(ASSIGNMENT)
Look through the records below for lines containing the string "local", and report how many there are, nothing else.

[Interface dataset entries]
# # #

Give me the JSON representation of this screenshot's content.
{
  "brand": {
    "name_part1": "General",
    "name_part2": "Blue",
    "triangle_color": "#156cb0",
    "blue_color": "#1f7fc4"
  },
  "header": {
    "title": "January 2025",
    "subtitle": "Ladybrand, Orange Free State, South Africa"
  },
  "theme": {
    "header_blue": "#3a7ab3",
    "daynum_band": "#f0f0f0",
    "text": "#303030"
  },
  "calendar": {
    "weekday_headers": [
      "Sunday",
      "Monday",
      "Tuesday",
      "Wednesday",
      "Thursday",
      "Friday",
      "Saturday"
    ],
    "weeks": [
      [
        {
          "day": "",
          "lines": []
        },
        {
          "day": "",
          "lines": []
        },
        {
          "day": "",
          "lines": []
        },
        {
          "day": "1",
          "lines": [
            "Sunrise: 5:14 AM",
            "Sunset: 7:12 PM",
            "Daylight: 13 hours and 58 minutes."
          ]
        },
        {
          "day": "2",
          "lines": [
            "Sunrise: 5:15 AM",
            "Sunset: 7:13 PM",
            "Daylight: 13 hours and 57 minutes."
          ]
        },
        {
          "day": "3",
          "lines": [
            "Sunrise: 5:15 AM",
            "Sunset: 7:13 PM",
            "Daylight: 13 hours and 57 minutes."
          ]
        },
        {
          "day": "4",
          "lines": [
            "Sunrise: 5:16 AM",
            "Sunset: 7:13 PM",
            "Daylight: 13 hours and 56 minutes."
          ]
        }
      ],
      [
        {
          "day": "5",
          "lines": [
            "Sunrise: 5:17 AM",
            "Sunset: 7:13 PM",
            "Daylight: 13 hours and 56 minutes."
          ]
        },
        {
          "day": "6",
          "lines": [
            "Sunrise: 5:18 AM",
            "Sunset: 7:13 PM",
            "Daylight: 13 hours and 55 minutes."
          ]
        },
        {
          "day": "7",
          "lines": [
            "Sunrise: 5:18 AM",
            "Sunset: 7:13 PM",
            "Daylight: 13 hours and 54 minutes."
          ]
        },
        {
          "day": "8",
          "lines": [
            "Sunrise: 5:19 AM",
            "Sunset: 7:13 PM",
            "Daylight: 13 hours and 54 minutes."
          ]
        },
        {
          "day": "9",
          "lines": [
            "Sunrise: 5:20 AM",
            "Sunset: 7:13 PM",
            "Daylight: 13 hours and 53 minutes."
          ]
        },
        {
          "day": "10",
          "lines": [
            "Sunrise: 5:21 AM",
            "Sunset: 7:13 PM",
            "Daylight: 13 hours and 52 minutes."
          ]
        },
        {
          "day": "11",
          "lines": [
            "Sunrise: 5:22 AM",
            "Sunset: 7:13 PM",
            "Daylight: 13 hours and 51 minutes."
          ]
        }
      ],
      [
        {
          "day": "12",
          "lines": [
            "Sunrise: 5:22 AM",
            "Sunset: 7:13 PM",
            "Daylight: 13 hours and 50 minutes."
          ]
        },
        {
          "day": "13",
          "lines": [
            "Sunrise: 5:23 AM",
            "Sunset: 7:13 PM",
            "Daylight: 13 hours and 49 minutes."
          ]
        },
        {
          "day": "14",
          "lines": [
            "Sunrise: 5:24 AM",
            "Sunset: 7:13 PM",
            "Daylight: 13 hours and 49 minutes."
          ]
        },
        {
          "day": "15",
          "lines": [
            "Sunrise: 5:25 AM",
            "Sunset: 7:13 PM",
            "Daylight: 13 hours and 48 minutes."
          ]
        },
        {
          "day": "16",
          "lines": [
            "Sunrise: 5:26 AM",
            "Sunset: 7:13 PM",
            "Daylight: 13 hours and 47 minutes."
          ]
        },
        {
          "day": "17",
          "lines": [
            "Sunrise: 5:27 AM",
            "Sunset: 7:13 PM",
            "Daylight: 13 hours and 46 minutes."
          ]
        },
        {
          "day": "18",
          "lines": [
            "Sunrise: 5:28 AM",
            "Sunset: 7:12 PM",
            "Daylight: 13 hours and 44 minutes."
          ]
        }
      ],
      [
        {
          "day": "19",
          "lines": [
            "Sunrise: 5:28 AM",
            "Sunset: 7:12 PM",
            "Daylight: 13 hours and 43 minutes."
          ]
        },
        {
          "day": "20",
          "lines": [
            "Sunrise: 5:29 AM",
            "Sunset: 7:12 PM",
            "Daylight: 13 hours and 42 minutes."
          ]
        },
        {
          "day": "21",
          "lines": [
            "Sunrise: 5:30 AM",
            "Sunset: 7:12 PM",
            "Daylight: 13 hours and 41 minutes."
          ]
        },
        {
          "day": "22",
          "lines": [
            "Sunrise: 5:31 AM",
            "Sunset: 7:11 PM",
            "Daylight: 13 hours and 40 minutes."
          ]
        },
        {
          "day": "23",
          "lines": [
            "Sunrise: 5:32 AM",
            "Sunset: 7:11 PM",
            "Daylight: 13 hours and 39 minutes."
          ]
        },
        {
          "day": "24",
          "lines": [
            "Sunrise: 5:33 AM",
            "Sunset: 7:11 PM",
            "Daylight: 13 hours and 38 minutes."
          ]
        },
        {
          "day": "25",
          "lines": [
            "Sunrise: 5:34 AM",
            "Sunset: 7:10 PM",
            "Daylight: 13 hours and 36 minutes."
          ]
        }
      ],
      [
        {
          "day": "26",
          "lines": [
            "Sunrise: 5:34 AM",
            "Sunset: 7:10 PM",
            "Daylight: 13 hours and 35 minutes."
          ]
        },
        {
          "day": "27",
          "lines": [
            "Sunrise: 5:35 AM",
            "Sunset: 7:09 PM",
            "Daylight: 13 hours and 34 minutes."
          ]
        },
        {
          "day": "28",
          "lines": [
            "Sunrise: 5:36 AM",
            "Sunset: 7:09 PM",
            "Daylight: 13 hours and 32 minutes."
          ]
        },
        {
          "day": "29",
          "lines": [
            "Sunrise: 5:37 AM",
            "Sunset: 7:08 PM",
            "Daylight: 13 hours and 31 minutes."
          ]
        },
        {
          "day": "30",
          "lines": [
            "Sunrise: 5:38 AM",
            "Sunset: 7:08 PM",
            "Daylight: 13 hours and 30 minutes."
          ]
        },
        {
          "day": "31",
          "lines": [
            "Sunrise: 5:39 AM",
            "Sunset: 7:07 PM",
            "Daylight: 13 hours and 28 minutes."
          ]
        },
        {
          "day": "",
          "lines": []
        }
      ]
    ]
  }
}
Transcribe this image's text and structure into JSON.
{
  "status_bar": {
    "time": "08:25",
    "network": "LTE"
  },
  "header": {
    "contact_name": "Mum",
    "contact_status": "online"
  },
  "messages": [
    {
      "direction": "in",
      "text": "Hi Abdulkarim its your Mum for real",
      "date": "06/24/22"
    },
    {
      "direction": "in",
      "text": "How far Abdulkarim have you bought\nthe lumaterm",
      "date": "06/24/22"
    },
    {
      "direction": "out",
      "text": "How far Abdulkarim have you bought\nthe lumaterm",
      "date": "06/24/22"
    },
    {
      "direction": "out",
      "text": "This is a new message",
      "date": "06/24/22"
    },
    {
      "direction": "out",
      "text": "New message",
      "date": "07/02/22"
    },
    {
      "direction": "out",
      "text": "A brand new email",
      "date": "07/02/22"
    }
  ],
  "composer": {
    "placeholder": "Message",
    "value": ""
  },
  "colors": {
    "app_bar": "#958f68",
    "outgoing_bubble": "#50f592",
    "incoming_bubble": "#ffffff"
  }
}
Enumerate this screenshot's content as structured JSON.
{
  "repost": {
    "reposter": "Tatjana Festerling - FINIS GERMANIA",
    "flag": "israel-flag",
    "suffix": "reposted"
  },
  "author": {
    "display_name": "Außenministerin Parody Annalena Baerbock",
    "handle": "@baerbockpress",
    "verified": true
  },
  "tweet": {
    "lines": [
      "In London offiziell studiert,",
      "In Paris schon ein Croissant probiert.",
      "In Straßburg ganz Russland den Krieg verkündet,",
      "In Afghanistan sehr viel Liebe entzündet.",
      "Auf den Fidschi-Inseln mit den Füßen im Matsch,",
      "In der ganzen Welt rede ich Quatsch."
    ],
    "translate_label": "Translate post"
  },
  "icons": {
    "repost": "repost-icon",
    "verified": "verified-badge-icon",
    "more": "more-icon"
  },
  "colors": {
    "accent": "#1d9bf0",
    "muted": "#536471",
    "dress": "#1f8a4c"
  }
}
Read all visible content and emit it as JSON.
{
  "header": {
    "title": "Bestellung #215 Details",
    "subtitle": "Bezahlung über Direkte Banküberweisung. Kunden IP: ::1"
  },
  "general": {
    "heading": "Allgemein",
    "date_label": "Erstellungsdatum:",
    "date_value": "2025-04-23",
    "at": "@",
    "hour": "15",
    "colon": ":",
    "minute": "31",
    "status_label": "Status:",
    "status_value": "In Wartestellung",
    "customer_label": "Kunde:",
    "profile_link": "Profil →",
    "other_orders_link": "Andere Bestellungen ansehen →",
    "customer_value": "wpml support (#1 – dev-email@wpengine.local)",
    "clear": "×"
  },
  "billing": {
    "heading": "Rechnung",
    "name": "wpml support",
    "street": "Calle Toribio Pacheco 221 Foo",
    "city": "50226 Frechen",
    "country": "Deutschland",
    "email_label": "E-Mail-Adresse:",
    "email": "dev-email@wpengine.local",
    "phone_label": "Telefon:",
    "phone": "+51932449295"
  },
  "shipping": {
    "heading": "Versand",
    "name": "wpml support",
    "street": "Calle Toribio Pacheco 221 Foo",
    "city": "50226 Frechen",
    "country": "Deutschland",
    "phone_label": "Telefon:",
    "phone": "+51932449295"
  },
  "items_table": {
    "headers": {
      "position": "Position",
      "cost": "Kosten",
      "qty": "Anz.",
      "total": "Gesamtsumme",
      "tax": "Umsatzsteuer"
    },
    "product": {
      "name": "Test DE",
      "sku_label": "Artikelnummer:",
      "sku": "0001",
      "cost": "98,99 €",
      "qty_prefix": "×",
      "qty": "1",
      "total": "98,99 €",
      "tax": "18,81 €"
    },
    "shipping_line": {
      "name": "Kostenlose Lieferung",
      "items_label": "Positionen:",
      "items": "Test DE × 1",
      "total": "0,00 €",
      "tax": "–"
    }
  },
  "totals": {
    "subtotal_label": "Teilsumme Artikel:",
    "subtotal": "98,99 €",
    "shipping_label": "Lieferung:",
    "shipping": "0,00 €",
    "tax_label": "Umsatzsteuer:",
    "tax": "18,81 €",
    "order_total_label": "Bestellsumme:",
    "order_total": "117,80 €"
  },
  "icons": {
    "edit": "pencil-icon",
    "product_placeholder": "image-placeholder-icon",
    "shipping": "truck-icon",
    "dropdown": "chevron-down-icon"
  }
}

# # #

(TASK OUTPUT)
2